A civil servant explains why 100,000 are taking part in the biggest civil service strike in a generation.
This year, ministers announced that civil service pay rises would be capped at an average of 2% for the year ahead: against double-digit inflation, a massive real-terms pay cut. (PCS)
Civil servants touch the lives of everyone in the UK. It’s really rewarding, knowing what we’re doing is making an impact. The work is often intellectually demanding, and it can be difficult to switch off when you’re not at work. There are a huge range of roles in the civil service, and the jobs are often challenging.
When we received our pay offer, I was shocked. It took a while for the ramifications of it to really sink in. My immediate thought was, how am I going to survive? How am I going to afford to live? When you consider how quickly inflation is soaring and continues to soar, a couple of percent rise will be worthless.
The cost-of-living crisis has been horrible. As we get to winter, the stress just keeps increasing. As of November, I hadn’t turned the heating on. The weeks where I would usually do it are rolling by and I would say, ‘not a chance in hell that’s happening anytime soon.’ With the way gas and electricity prices are going, I don’t know how I’m going to cope.

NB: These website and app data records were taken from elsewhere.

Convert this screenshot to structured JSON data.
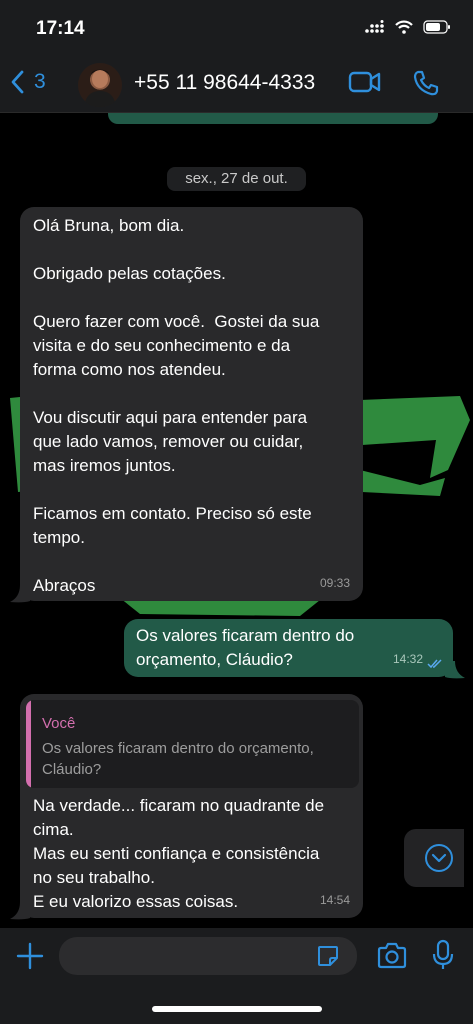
{
  "status": {
    "time": "17:14",
    "icons": [
      "signal-icon",
      "wifi-icon",
      "battery-icon"
    ]
  },
  "header": {
    "back_count": "3",
    "contact": "+55 11 98644-4333",
    "icons": [
      "chevron-left-icon",
      "video-call-icon",
      "phone-call-icon"
    ]
  },
  "colors": {
    "accent": "#2f8fdc",
    "outgoing_bubble": "#225a48",
    "incoming_bubble": "#29292b",
    "quote_author": "#d36fae",
    "wallpaper_green": "#2f8a3d"
  },
  "chat": {
    "date_label": "sex., 27 de out.",
    "messages": [
      {
        "direction": "in",
        "text": "Olá Bruna, bom dia.\n\nObrigado pelas cotações.\n\nQuero fazer com você.  Gostei da sua\nvisita e do seu conhecimento e da\nforma como nos atendeu.\n\nVou discutir aqui para entender para\nque lado vamos, remover ou cuidar,\nmas iremos juntos.\n\nFicamos em contato. Preciso só este\ntempo.\n\nAbraços",
        "time": "09:33"
      },
      {
        "direction": "out",
        "text": "Os valores ficaram dentro do\norçamento, Cláudio?",
        "time": "14:32",
        "status": "read"
      },
      {
        "direction": "in",
        "quote_author": "Você",
        "quote_text": "Os valores ficaram dentro do orçamento,\nCláudio?",
        "text": "Na verdade... ficaram no quadrante de\ncima.\nMas eu senti confiança e consistência\nno seu trabalho.\nE eu valorizo essas coisas.",
        "time": "14:54"
      }
    ]
  },
  "input": {
    "placeholder": "",
    "icons": [
      "plus-icon",
      "sticker-icon",
      "camera-icon",
      "microphone-icon"
    ]
  }
}
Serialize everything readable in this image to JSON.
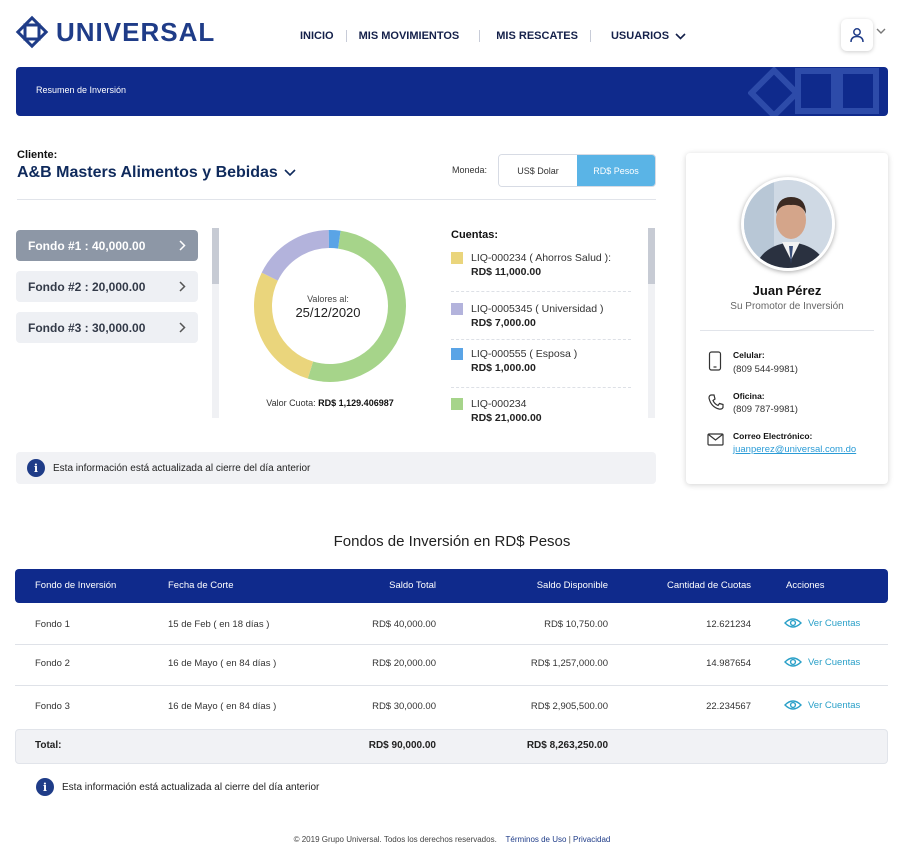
{
  "brand": {
    "name": "UNIVERSAL"
  },
  "nav": {
    "inicio": "INICIO",
    "movimientos": "MIS MOVIMIENTOS",
    "rescates": "MIS RESCATES",
    "usuarios": "USUARIOS"
  },
  "banner": {
    "title": "Resumen de Inversión"
  },
  "client": {
    "label": "Cliente:",
    "name": "A&B Masters Alimentos y Bebidas"
  },
  "currency": {
    "label": "Moneda:",
    "options": [
      "US$ Dolar",
      "RD$ Pesos"
    ],
    "selected": "RD$ Pesos"
  },
  "funds": [
    {
      "label": "Fondo #1 : 40,000.00",
      "active": true
    },
    {
      "label": "Fondo #2 : 20,000.00",
      "active": false
    },
    {
      "label": "Fondo #3 : 30,000.00",
      "active": false
    }
  ],
  "donut": {
    "center_label": "Valores al:",
    "center_date": "25/12/2020",
    "valor_cuota_label": "Valor Cuota:",
    "valor_cuota_value": "RD$ 1,129.406987"
  },
  "accounts": {
    "title": "Cuentas:",
    "items": [
      {
        "name": "LIQ-000234 ( Ahorros Salud ):",
        "amount": "RD$ 11,000.00",
        "value": 11000,
        "color": "#ead57c"
      },
      {
        "name": "LIQ-0005345 ( Universidad )",
        "amount": "RD$ 7,000.00",
        "value": 7000,
        "color": "#b3b3dc"
      },
      {
        "name": "LIQ-000555 ( Esposa )",
        "amount": "RD$ 1,000.00",
        "value": 1000,
        "color": "#5aa4e6"
      },
      {
        "name": "LIQ-000234",
        "amount": "RD$ 21,000.00",
        "value": 21000,
        "color": "#a6d48a"
      }
    ]
  },
  "info_note": "Esta información está actualizada al cierre del día anterior",
  "promoter": {
    "name": "Juan Pérez",
    "role": "Su Promotor de Inversión",
    "cell_label": "Celular:",
    "cell": "(809 544-9981)",
    "office_label": "Oficina:",
    "office": "(809 787-9981)",
    "email_label": "Correo Electrónico:",
    "email": "juanperez@universal.com.do"
  },
  "table": {
    "title": "Fondos de Inversión en RD$ Pesos",
    "headers": [
      "Fondo de Inversión",
      "Fecha de Corte",
      "Saldo Total",
      "Saldo Disponible",
      "Cantidad de Cuotas",
      "Acciones"
    ],
    "rows": [
      {
        "fondo": "Fondo 1",
        "fecha": "15 de Feb ( en 18 días )",
        "total": "RD$ 40,000.00",
        "disponible": "RD$ 10,750.00",
        "cuotas": "12.621234",
        "accion": "Ver Cuentas"
      },
      {
        "fondo": "Fondo 2",
        "fecha": "16 de Mayo ( en 84 días )",
        "total": "RD$ 20,000.00",
        "disponible": "RD$ 1,257,000.00",
        "cuotas": "14.987654",
        "accion": "Ver Cuentas"
      },
      {
        "fondo": "Fondo 3",
        "fecha": "16 de Mayo ( en 84 días )",
        "total": "RD$ 30,000.00",
        "disponible": "RD$ 2,905,500.00",
        "cuotas": "22.234567",
        "accion": "Ver Cuentas"
      }
    ],
    "total_label": "Total:",
    "total_saldo": "RD$ 90,000.00",
    "total_disponible": "RD$ 8,263,250.00"
  },
  "footer": {
    "copyright": "© 2019 Grupo Universal. Todos los derechos reservados.",
    "terms": "Términos de Uso",
    "sep": "|",
    "privacy": "Privacidad"
  }
}
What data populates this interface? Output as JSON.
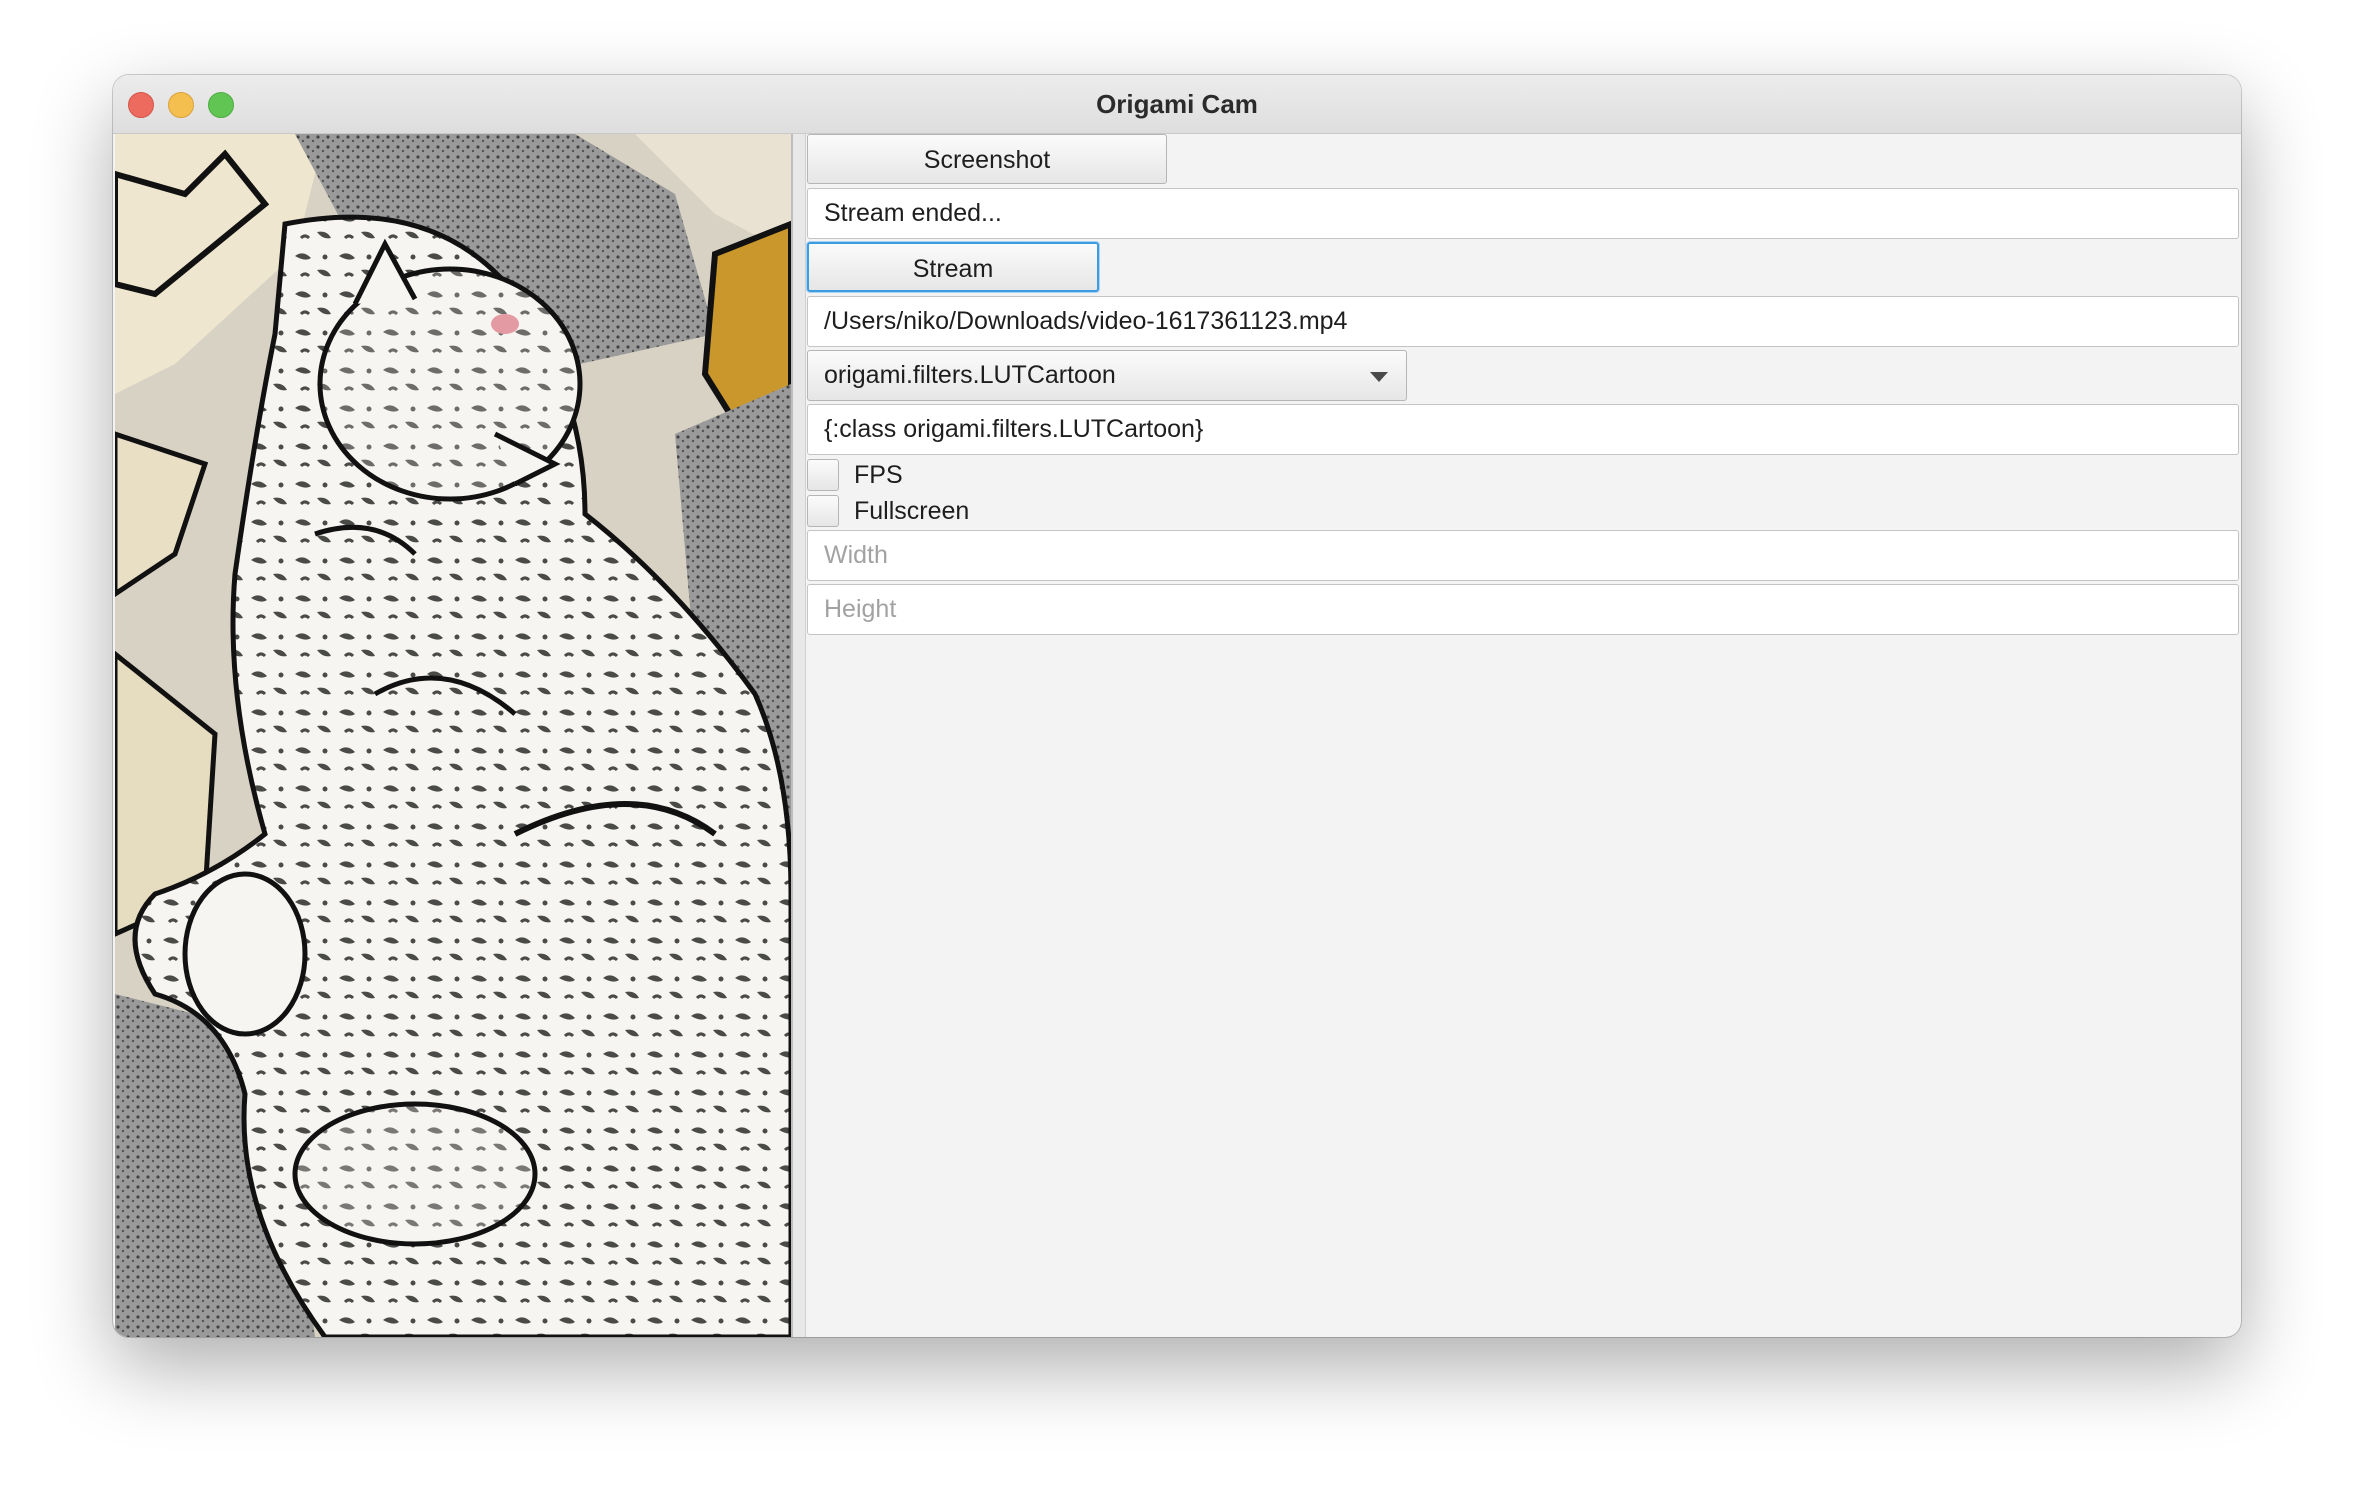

I sit at home with multiple jumpers and pairs of socks on. I don’t turn the lights on unless it’s absolutely necessary and all the dishes get washed using cold water. It’s very uncomfortable living like this. It’s difficult when you have to make concessions in order to be able to travel to the office just to do your job. My commute is particularly long and expensive. I tried doing the maths to see if it would be cheaper travelling into the office more often, where it’s warm, instead of turning the heating on at home. But it turns out I can’t afford either.
It’s hard. Just the other day, I went into the office and realised I’d forgotten to bring a packed lunch with me and I had to buy something. I went to the shop and stood there in the crisp aisle. I looked and thought, this is ridiculous, I can’t even afford a packet of crisps. I had to bite the bullet in the end and get a packet of own-brand ready salted crisps. That’s my treat this month. It’s heartbreaking.
My heart aches for my colleagues. A shocking number of them are having to use food-banks. They can’t afford the commute to work. I’m a strong believer in bread for all and roses too, but roses are the first thing to go when you’re scrabbling to make rent. I recently heard a colleague mention she’s not going to be able to afford any Christmas presents for her children if she also wants to have food on the table.
People are angry. Nobody wants to go on strike, nobody wants to lose that pay. It’s really a last resort to protect our rights.Original post